WORK INSTRUCTION
Say the number of lines holding the word "rest" in the data, and leave out everything else.

PROVIDED DATA
· · · ·

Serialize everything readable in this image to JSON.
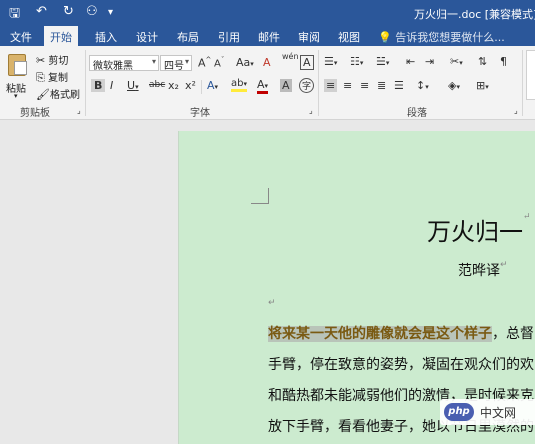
{
  "titlebar": {
    "title": "万火归一.doc [兼容模式] - W",
    "qa_save": "🖫",
    "qa_undo": "↶",
    "qa_redo": "↻",
    "qa_extra": "⚇",
    "qa_more": "▾"
  },
  "tabs": [
    "文件",
    "开始",
    "插入",
    "设计",
    "布局",
    "引用",
    "邮件",
    "审阅",
    "视图"
  ],
  "tell_me": "告诉我您想要做什么...",
  "ribbon": {
    "clipboard": {
      "paste": "粘贴",
      "cut": "剪切",
      "copy": "复制",
      "format_painter": "格式刷",
      "label": "剪贴板"
    },
    "font": {
      "font_name": "微软雅黑",
      "font_size": "四号",
      "grow": "A",
      "shrink": "A",
      "case": "Aa",
      "clear": "A",
      "phonetic": "wén",
      "border_char": "A",
      "bold": "B",
      "italic": "I",
      "underline": "U",
      "strike": "abc",
      "subscript": "x₂",
      "superscript": "x²",
      "effects": "A",
      "highlight": "ab",
      "font_color": "A",
      "shading": "A",
      "enclose": "字",
      "label": "字体"
    },
    "paragraph": {
      "label": "段落"
    }
  },
  "document": {
    "heading": "万火归一",
    "author": "范晔译",
    "lines": [
      {
        "selected": "将来某一天他的雕像就会是这个样子",
        "rest": "，总督"
      },
      {
        "selected": "",
        "rest": "手臂，停在致意的姿势，凝固在观众们的欢"
      },
      {
        "selected": "",
        "rest": "和酷热都未能减弱他们的激情，是时候来克"
      },
      {
        "selected": "",
        "rest": "放下手臂，看看他妻子，她以节日里漠然的"
      }
    ]
  },
  "watermark": {
    "logo": "php",
    "text": "中文网"
  },
  "colors": {
    "word_blue": "#2b579a",
    "page_green": "#ccebcf",
    "selection": "#b9c4b9"
  }
}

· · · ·

RESPONSE AREA
4